(Dataset rows for apps and sites)
━━━

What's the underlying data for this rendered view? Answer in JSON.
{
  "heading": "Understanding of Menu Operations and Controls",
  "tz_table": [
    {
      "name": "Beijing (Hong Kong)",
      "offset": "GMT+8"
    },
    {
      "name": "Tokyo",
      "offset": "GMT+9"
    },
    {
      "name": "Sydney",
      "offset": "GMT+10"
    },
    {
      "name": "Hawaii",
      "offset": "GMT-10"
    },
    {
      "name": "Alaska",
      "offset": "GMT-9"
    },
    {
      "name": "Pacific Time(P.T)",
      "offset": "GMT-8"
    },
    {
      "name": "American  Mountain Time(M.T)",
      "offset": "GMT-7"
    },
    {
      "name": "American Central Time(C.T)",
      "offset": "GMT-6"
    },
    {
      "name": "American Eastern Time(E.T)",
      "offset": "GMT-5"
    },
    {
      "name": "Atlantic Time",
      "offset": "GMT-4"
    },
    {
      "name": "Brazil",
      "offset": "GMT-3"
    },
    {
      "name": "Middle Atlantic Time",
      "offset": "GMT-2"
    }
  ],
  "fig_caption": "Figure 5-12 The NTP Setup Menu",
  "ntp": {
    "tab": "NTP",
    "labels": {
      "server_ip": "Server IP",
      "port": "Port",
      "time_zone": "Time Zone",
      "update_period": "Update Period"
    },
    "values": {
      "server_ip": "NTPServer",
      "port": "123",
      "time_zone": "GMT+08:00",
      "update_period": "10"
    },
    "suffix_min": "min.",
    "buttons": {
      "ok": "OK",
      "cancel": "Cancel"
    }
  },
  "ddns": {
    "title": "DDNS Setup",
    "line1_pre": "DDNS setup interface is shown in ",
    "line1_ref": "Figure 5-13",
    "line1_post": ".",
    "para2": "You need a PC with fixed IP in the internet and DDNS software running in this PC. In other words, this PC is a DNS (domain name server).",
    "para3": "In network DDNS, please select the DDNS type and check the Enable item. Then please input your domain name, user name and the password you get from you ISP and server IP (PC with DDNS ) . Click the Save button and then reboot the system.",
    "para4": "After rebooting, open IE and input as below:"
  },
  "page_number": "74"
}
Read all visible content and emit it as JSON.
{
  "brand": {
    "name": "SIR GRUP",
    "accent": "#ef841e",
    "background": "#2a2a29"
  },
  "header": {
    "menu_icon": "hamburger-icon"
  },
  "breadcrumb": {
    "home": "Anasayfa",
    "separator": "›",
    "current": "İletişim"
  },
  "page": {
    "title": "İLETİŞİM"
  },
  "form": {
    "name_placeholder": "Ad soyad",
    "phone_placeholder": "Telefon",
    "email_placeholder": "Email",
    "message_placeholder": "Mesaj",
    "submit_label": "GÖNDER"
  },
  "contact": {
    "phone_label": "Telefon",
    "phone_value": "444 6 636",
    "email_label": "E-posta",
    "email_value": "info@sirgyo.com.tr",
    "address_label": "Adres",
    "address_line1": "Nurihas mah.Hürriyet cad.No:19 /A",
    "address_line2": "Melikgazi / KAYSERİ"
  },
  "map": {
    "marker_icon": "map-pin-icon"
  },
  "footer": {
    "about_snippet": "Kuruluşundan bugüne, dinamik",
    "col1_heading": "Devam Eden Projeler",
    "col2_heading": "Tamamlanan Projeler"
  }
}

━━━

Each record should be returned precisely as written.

**Answer to the problem**
What's the underlying data for this rendered view? Answer in JSON.
{
  "heading": "Understanding of Menu Operations and Controls",
  "tz_table": [
    {
      "name": "Beijing (Hong Kong)",
      "offset": "GMT+8"
    },
    {
      "name": "Tokyo",
      "offset": "GMT+9"
    },
    {
      "name": "Sydney",
      "offset": "GMT+10"
    },
    {
      "name": "Hawaii",
      "offset": "GMT-10"
    },
    {
      "name": "Alaska",
      "offset": "GMT-9"
    },
    {
      "name": "Pacific Time(P.T)",
      "offset": "GMT-8"
    },
    {
      "name": "American  Mountain Time(M.T)",
      "offset": "GMT-7"
    },
    {
      "name": "American Central Time(C.T)",
      "offset": "GMT-6"
    },
    {
      "name": "American Eastern Time(E.T)",
      "offset": "GMT-5"
    },
    {
      "name": "Atlantic Time",
      "offset": "GMT-4"
    },
    {
      "name": "Brazil",
      "offset": "GMT-3"
    },
    {
      "name": "Middle Atlantic Time",
      "offset": "GMT-2"
    }
  ],
  "fig_caption": "Figure 5-12 The NTP Setup Menu",
  "ntp": {
    "tab": "NTP",
    "labels": {
      "server_ip": "Server IP",
      "port": "Port",
      "time_zone": "Time Zone",
      "update_period": "Update Period"
    },
    "values": {
      "server_ip": "NTPServer",
      "port": "123",
      "time_zone": "GMT+08:00",
      "update_period": "10"
    },
    "suffix_min": "min.",
    "buttons": {
      "ok": "OK",
      "cancel": "Cancel"
    }
  },
  "ddns": {
    "title": "DDNS Setup",
    "line1_pre": "DDNS setup interface is shown in ",
    "line1_ref": "Figure 5-13",
    "line1_post": ".",
    "para2": "You need a PC with fixed IP in the internet and DDNS software running in this PC. In other words, this PC is a DNS (domain name server).",
    "para3": "In network DDNS, please select the DDNS type and check the Enable item. Then please input your domain name, user name and the password you get from you ISP and server IP (PC with DDNS ) . Click the Save button and then reboot the system.",
    "para4": "After rebooting, open IE and input as below:"
  },
  "page_number": "74"
}
Read all visible content and emit it as JSON.
{
  "brand": {
    "name": "SIR GRUP",
    "accent": "#ef841e",
    "background": "#2a2a29"
  },
  "header": {
    "menu_icon": "hamburger-icon"
  },
  "breadcrumb": {
    "home": "Anasayfa",
    "separator": "›",
    "current": "İletişim"
  },
  "page": {
    "title": "İLETİŞİM"
  },
  "form": {
    "name_placeholder": "Ad soyad",
    "phone_placeholder": "Telefon",
    "email_placeholder": "Email",
    "message_placeholder": "Mesaj",
    "submit_label": "GÖNDER"
  },
  "contact": {
    "phone_label": "Telefon",
    "phone_value": "444 6 636",
    "email_label": "E-posta",
    "email_value": "info@sirgyo.com.tr",
    "address_label": "Adres",
    "address_line1": "Nurihas mah.Hürriyet cad.No:19 /A",
    "address_line2": "Melikgazi / KAYSERİ"
  },
  "map": {
    "marker_icon": "map-pin-icon"
  },
  "footer": {
    "about_snippet": "Kuruluşundan bugüne, dinamik",
    "col1_heading": "Devam Eden Projeler",
    "col2_heading": "Tamamlanan Projeler"
  }
}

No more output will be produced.